The template also briefly describes what kind of content should go in each paragraph. Use this information to help you begin writing your own letter, tailored to reflect your own career history, professional qualifications, hard and soft skills, and your knowledge about the job and employer to which you are applying.
You can also review examples of cover letters for advice on how to word your cover letter.
When using a format or a sample letter, remember to be flexible. You can add or remove paragraphs to fit the needs of the particular job description. Also, keep in mind that your best strategy is to write a customized cover letter for each job to which you are applying.
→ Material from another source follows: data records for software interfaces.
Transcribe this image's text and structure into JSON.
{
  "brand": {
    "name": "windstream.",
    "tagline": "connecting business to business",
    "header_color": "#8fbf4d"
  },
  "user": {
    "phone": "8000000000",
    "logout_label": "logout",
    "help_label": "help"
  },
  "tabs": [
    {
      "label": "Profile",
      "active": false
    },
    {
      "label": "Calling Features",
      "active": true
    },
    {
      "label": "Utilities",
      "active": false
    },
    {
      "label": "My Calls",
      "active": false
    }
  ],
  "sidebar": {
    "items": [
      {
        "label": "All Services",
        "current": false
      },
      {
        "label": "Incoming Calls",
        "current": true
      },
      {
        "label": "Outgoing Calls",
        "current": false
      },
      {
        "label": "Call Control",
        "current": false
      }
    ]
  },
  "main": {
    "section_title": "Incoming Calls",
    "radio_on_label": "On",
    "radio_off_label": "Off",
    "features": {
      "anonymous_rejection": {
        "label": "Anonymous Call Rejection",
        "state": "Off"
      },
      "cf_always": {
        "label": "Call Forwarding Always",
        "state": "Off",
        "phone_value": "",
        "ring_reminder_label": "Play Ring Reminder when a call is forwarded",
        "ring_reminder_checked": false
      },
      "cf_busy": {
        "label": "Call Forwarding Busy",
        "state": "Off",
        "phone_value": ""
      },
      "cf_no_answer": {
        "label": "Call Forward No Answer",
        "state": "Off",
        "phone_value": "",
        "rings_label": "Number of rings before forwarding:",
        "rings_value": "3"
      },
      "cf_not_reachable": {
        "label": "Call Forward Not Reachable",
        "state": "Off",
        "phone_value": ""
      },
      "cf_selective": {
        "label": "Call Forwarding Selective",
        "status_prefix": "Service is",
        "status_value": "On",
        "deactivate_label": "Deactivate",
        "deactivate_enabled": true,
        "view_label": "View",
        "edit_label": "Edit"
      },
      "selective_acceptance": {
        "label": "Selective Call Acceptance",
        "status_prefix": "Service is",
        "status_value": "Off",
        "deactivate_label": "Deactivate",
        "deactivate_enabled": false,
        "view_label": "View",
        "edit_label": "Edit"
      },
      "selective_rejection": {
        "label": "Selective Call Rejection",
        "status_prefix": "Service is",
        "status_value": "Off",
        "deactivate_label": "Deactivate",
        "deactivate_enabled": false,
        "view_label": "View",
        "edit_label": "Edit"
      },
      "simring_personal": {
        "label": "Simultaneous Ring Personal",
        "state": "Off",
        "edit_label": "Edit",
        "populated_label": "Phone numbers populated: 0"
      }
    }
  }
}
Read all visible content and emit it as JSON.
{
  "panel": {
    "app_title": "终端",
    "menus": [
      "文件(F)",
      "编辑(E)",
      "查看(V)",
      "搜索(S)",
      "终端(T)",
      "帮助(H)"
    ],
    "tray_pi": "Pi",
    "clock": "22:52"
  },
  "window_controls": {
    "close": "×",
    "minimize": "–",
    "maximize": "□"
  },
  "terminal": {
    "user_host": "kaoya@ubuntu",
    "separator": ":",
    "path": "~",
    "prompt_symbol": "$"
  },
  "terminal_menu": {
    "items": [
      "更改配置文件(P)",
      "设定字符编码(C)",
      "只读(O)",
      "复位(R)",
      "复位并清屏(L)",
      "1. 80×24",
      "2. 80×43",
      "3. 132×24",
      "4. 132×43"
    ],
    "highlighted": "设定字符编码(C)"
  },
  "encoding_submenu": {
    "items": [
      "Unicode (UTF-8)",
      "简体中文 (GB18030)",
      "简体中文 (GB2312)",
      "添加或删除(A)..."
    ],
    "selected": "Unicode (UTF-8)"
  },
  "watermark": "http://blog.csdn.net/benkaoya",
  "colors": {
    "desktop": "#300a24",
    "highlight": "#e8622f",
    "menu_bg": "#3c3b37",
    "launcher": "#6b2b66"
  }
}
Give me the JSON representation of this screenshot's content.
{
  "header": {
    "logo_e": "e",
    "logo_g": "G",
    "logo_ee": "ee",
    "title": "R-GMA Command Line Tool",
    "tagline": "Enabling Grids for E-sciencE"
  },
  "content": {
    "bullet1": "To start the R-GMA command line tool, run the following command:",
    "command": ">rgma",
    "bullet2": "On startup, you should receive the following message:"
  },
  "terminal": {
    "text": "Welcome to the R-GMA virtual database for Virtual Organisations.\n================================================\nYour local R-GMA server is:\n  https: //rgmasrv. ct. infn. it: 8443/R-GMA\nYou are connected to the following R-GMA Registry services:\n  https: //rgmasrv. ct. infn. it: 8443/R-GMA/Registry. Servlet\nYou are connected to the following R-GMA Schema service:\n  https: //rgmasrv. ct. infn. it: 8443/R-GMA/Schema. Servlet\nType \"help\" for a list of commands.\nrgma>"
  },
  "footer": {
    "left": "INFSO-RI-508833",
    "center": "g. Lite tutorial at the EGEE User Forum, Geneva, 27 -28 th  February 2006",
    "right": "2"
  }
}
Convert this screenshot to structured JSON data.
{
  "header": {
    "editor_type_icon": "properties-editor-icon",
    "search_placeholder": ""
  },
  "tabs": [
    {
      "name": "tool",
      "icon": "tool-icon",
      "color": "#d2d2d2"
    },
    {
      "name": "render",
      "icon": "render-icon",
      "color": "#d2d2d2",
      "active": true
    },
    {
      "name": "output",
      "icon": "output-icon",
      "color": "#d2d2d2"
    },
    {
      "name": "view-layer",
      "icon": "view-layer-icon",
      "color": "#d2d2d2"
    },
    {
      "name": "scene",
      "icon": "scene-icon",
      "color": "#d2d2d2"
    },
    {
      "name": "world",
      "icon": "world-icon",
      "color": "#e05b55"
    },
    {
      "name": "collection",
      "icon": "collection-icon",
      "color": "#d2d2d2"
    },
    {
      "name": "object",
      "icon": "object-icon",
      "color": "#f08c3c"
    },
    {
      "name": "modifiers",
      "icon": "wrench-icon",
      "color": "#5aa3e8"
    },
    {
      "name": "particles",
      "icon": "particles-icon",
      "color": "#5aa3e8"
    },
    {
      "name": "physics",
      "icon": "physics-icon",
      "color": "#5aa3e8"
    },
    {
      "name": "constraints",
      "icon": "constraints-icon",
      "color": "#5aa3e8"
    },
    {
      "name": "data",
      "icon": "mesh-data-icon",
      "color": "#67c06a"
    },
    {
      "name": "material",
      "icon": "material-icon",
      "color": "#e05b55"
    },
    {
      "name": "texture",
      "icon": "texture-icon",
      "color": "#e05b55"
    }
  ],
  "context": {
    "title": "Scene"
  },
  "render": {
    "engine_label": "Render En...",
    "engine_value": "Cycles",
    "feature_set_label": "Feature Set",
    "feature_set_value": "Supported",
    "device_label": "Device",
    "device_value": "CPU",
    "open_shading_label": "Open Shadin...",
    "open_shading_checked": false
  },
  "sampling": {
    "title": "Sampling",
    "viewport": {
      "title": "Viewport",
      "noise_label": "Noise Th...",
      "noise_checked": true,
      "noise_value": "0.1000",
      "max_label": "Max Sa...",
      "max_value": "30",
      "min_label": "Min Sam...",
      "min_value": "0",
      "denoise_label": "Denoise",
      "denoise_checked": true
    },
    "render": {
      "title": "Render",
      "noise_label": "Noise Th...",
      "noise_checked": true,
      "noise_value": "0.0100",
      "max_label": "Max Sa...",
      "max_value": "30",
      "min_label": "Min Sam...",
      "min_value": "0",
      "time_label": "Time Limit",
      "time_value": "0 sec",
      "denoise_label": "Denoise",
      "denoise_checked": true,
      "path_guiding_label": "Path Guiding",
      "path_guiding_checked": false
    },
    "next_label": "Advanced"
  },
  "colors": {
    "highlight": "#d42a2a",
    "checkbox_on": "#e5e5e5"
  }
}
Hiring managers can tell when they’ve been sent a generic cover letter; they are more likely to be interested in candidates who have taken the time to write unique letters that specifically address the job opening they are offering.
Cover Letter Template with Layout
The first section of your cover letter should include information on how the employer can contact you.
If you have contact information for the employer, include that. Otherwise, just list your information.
This section should be single-spaced and left-justified, with a space between your contact information and your employer’s contact information.
Your Contact Information
Your City, State, Zip Code
Your Phone Number
Your Email Address
Employer Contact Information
City, State, Zip Code
Dear Mr./Ms. Last Name:
Each of your body paragraphs should be single-spaced, with a space between each paragraph. The first paragraph of your cover letter should include information on the position you are applying for, including the job title. You should state how you heard about the job, and (briefly) explain why you think you are an ideal candidate for the position.
(space between paragraphs)
The next section of your cover letter should describe what you have to offer the employer. Mention why you are qualified for the job and how your skills and experience are a match for the position for which you are applying. Provide specific examples to prove your skills and experience; these examples will “pop” on the page if you provide them in a bulleted format.
(space between paragraphs)
Conclude your cover letter by thanking the employer for considering you for the position. Include information on how you will follow up with them regarding the status of your application.
Handwritten Signature (for a mailed letter)
More on Writing Cover Letters:
How to Write a Successful Cover Letter
What to Include in a Cover Letter
Sample Cover Letters